Exercise brief – State how many lines of the data below hold the string "icon", giving nothing but the number.

[Interface dataset entries]
—————

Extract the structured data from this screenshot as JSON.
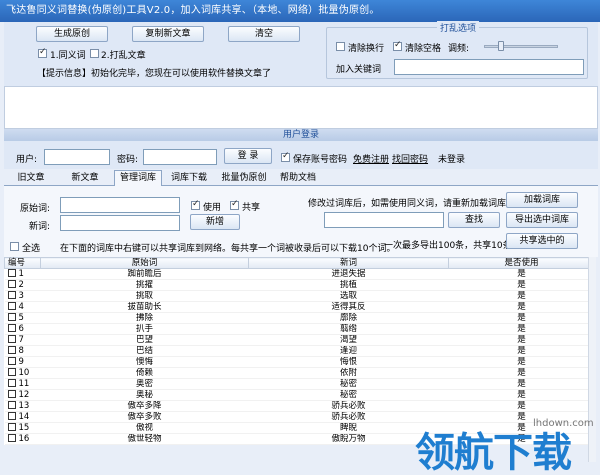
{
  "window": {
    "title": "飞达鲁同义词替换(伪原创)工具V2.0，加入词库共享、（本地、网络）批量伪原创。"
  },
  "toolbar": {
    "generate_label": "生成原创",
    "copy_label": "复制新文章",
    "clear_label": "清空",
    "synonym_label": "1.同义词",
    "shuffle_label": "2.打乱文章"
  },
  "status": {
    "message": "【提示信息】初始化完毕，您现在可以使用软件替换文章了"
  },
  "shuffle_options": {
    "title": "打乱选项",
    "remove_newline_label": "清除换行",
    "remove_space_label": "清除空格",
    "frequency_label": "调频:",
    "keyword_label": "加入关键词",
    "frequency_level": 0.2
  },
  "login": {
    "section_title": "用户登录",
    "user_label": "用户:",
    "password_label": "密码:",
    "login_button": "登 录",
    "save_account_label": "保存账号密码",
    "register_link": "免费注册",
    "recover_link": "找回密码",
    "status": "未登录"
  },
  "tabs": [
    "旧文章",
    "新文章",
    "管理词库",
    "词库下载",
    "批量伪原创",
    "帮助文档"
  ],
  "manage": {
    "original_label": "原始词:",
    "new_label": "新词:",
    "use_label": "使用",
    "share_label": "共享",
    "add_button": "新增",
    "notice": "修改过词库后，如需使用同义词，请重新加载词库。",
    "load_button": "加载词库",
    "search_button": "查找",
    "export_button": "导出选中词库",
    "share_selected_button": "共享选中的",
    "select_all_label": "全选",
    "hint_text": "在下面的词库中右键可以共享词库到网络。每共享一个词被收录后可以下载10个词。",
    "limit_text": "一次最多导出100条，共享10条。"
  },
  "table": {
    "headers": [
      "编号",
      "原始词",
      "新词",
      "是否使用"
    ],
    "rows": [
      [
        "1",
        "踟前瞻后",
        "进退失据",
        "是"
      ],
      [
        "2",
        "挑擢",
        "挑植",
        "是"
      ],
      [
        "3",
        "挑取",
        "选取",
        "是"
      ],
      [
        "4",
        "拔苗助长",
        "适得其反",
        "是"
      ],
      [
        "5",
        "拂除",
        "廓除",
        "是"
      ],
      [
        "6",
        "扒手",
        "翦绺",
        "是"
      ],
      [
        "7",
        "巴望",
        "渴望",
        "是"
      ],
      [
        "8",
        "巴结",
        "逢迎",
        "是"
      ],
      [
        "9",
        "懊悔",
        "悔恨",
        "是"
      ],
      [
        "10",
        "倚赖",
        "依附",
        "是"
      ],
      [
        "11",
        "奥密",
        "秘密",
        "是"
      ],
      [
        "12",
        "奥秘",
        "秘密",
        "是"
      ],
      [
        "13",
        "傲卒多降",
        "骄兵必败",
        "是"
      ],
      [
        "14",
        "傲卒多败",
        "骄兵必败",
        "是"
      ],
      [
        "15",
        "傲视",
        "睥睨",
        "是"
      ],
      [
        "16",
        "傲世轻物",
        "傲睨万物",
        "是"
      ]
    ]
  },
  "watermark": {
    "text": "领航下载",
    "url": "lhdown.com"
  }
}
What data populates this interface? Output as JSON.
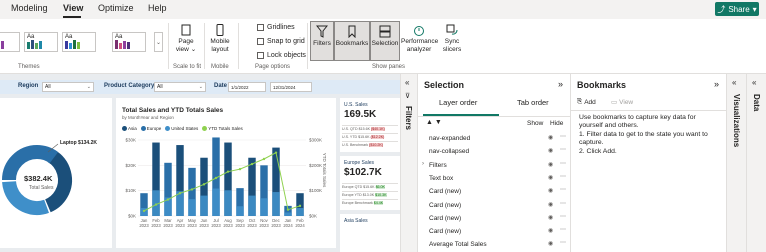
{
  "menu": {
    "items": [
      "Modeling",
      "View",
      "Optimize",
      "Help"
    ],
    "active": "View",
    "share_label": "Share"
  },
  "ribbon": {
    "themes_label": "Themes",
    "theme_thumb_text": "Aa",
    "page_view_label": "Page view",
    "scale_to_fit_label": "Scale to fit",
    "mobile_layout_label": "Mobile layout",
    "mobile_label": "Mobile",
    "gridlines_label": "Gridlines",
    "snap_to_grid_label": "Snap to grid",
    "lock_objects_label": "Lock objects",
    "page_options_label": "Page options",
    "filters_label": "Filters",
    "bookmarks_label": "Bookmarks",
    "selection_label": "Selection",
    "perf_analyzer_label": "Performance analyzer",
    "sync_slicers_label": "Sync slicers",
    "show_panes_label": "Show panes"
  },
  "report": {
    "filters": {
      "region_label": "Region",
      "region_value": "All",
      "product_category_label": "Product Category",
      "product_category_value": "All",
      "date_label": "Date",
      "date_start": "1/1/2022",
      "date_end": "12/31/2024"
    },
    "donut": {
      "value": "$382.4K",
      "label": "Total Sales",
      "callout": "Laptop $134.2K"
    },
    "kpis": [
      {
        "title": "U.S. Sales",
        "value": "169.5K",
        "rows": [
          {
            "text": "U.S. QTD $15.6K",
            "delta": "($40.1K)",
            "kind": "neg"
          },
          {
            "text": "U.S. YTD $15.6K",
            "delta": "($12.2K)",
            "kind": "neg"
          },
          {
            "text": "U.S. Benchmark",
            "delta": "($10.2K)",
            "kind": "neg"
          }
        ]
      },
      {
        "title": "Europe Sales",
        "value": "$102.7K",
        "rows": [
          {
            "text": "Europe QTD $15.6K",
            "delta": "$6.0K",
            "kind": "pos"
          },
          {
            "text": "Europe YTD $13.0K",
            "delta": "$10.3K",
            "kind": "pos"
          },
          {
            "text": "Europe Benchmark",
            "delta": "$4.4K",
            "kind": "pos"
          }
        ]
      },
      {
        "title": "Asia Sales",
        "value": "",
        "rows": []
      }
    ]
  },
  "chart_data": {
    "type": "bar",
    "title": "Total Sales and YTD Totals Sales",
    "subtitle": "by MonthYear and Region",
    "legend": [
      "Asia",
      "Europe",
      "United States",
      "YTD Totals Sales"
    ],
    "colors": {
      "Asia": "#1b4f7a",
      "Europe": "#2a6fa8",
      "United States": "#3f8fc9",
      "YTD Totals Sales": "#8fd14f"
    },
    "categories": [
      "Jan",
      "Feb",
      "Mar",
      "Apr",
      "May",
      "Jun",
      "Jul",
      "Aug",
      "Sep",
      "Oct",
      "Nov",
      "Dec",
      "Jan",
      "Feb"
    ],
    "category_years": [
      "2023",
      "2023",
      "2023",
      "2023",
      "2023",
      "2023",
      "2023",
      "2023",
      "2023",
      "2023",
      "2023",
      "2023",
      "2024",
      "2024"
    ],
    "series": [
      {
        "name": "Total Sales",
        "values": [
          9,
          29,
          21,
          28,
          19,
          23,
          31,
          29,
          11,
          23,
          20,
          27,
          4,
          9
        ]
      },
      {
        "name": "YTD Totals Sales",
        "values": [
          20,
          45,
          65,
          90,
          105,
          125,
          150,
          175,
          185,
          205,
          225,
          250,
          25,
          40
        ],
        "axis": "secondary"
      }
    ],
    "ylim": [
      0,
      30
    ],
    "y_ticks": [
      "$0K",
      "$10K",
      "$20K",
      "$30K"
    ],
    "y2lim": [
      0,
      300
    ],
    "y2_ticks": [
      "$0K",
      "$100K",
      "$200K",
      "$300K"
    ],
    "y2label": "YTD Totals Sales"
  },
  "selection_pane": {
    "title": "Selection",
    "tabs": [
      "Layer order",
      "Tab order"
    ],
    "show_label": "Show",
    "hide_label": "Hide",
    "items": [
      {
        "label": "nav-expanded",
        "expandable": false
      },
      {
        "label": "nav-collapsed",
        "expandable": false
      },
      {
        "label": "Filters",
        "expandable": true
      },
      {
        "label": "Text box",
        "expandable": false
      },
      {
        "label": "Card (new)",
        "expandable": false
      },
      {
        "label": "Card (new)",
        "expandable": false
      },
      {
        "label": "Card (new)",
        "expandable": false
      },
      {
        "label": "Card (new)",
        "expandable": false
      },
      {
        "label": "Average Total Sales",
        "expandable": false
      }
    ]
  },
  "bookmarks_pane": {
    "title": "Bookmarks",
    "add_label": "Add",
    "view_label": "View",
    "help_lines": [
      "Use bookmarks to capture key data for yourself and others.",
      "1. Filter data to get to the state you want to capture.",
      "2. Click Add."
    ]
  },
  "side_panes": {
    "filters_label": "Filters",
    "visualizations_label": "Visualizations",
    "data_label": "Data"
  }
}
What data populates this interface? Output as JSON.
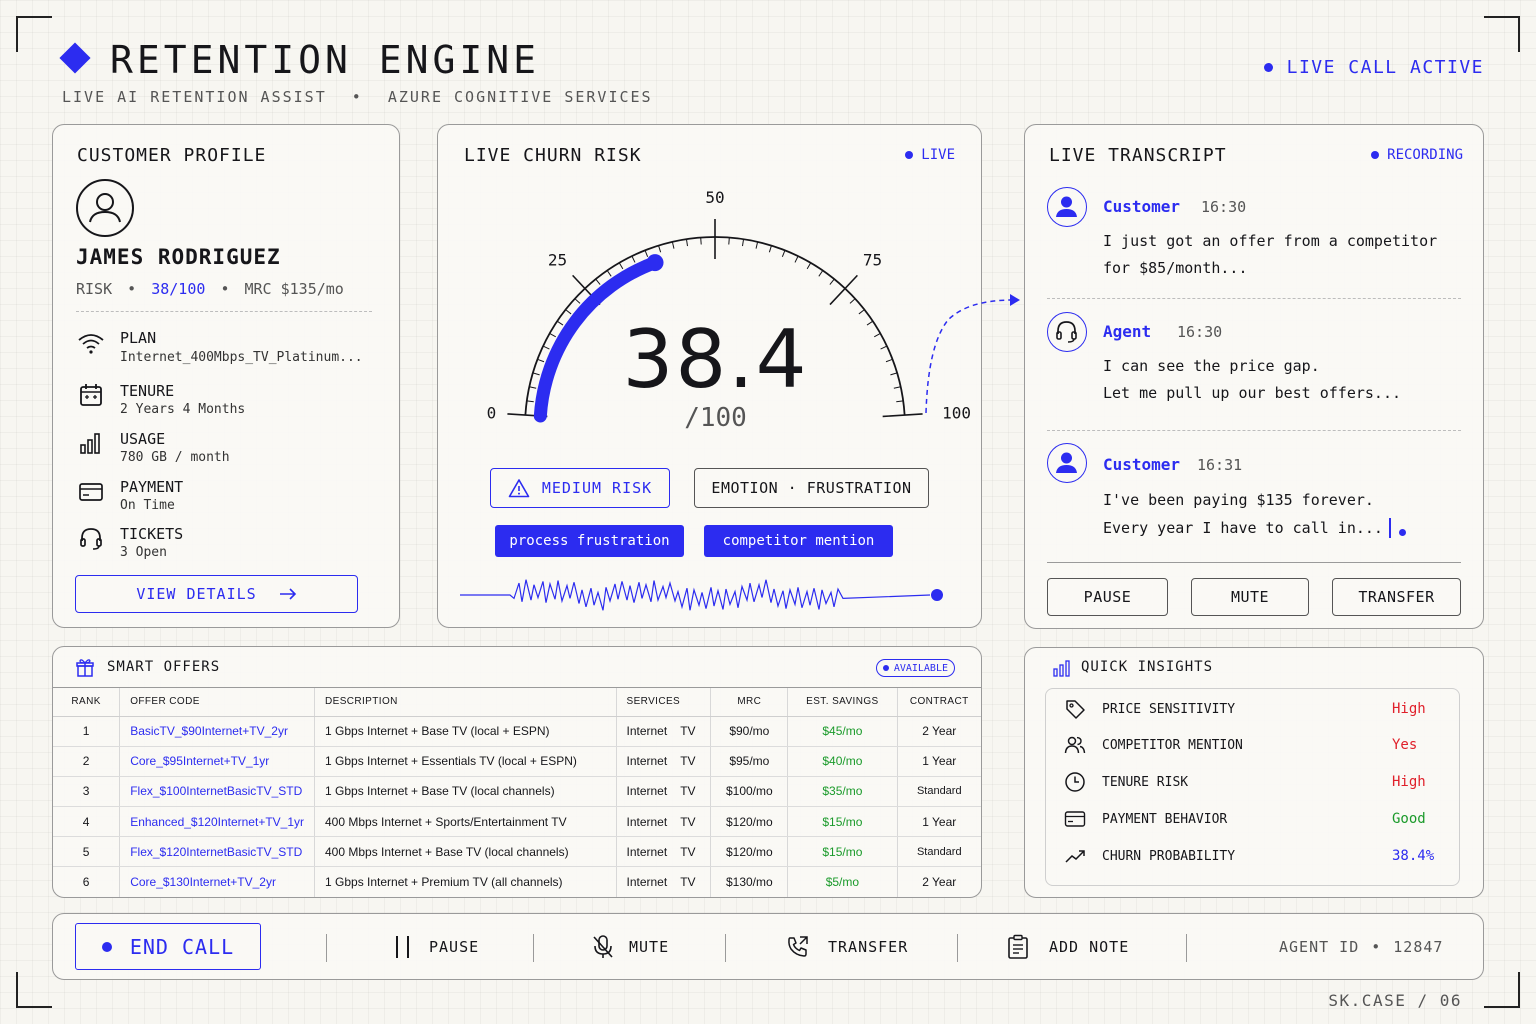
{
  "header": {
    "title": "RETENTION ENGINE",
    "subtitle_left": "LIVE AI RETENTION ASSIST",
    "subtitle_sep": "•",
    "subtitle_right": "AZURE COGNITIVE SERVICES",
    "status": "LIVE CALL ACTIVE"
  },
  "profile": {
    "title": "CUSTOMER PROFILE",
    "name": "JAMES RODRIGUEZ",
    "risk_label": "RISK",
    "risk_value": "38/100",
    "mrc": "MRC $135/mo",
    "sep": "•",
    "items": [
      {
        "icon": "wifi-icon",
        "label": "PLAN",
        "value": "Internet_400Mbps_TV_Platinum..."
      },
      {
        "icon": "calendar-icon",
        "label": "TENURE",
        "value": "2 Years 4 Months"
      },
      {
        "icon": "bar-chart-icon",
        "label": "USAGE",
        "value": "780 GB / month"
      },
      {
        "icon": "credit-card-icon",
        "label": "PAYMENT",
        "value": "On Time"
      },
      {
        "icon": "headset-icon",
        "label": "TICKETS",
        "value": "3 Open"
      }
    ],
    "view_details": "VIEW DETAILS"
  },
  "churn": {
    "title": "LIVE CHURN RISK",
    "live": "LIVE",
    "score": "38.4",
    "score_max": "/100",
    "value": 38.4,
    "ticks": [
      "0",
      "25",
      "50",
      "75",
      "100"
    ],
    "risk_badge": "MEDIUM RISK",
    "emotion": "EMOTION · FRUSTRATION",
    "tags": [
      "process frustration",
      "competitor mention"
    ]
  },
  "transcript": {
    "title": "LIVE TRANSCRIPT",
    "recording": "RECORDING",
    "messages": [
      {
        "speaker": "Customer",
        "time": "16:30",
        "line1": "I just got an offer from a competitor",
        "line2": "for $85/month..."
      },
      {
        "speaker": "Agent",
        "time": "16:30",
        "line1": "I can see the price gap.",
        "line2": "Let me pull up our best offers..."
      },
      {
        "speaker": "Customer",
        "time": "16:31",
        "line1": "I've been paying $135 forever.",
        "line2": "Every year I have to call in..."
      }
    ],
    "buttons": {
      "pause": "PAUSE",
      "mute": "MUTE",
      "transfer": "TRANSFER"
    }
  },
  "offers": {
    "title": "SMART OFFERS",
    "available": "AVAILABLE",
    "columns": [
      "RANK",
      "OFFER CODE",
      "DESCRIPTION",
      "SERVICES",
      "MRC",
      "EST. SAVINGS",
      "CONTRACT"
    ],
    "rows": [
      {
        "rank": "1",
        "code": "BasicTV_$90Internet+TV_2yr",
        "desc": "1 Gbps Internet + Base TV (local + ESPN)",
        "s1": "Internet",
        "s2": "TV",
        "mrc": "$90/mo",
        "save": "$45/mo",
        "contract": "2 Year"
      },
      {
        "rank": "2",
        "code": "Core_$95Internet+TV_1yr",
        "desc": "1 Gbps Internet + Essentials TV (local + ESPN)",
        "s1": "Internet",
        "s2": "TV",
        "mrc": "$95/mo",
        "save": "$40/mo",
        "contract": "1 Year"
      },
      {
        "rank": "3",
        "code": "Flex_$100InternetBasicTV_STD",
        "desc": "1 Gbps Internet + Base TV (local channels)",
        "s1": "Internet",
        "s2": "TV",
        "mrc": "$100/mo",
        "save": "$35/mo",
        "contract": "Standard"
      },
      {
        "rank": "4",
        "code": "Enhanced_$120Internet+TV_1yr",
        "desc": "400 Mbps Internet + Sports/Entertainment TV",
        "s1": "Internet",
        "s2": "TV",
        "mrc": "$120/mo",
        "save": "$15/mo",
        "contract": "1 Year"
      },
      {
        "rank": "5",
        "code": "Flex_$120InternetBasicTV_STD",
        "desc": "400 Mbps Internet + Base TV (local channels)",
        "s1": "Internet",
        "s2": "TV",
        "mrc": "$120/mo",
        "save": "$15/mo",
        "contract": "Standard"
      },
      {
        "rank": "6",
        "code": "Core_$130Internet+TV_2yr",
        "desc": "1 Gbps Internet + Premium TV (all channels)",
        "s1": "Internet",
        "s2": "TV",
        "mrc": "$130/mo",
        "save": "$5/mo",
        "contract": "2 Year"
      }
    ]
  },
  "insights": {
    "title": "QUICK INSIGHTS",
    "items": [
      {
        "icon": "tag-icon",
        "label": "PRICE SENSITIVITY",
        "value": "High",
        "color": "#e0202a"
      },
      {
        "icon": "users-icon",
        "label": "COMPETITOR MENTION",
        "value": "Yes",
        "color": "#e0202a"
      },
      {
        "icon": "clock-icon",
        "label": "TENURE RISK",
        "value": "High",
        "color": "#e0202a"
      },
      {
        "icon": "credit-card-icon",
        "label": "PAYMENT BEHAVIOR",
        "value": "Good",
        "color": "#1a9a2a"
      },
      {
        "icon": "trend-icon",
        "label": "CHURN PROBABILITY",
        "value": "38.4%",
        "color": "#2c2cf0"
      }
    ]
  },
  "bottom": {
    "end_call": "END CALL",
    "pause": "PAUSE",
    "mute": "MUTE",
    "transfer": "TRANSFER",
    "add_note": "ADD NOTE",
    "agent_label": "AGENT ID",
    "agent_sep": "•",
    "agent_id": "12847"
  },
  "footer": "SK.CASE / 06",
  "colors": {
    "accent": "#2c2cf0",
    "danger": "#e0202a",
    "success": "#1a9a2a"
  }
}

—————

Exercise output – 10